- Ventilation optimization: Ventilation can be a major user of electrical energy. By analyzing the unground needs and location of people and machines, operations can save energy by turning off ventilation in non-operational parts of the mine.
- Process control: Process control systems can be tuned and reconfigured to save energy by slowing down or turning off auxiliary equipment, such as drives, fans and pumps, when the main process is not operating.
- Selective smart blasting: Selective smart blasting can reduce the feed size to the primary crusher and requires less energy to crush the ore to the same product size.
- Conveyor control: Conveyors left running when no material is being transported can be optimized to be switched off or put into low power modes to save energy.
- Haul truck fuel analysis: Improved driver practices and real-time feedback about fuel use can impact on the safe and efficient use of equipment. This can include acceleration and braking analysis as well as increased fuel use required to stop haul trucks unnecessarily.
- Operator alerts and training: Operator alerts and training can be used to ensure that processing circuits are not operated in manual mode, bypassing energy efficiency algorithms in the control system.
- High energy alerts: Worn or old equipment can often require more energy to perform the same work. Energy-based alerts for equipment can indicate that maintenance is required and will need to be scheduled to save energy.
- Tire management systems: Poorly maintained tires can increase the rolling resistance of vehicles which corresponds to higher fuel use. A tire management system can help maintain the condition of the tires, saving fuel and tire life.
About this author
Joseph Plant leads the Global Operations Improvement Practice as part of Wipro Limited’s Natural Resources vertical and has experience in creating, designing and implementing operational improvement solutions for mining and metals customers. He has a background in industrial automation and software development, and experience in operational systems such as Manufacturing Execution Systems (MES), and leading data science initiatives and analytics for operational systems. Joseph has been involved in creating and delivering numerous energy management initiatives for the mining and metals industry.
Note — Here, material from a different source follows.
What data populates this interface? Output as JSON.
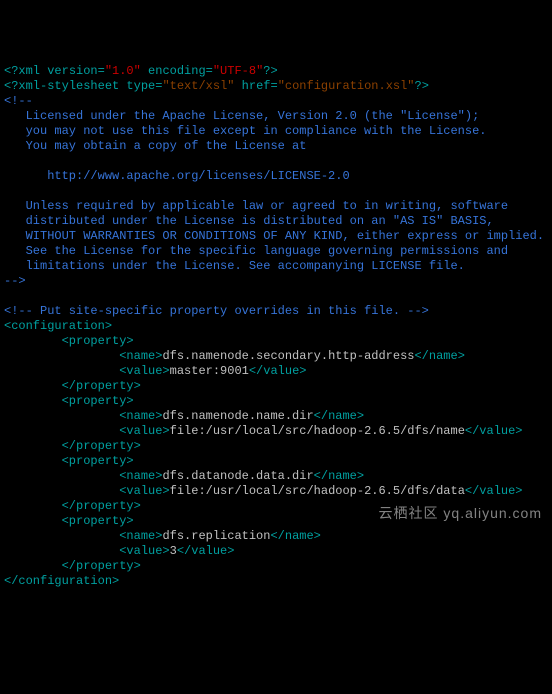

He has worked on projects and opportunities Australia, South Africa, China, Brazil, India, the United States, the United Kingdom, France, Belgium, Finland and Canada.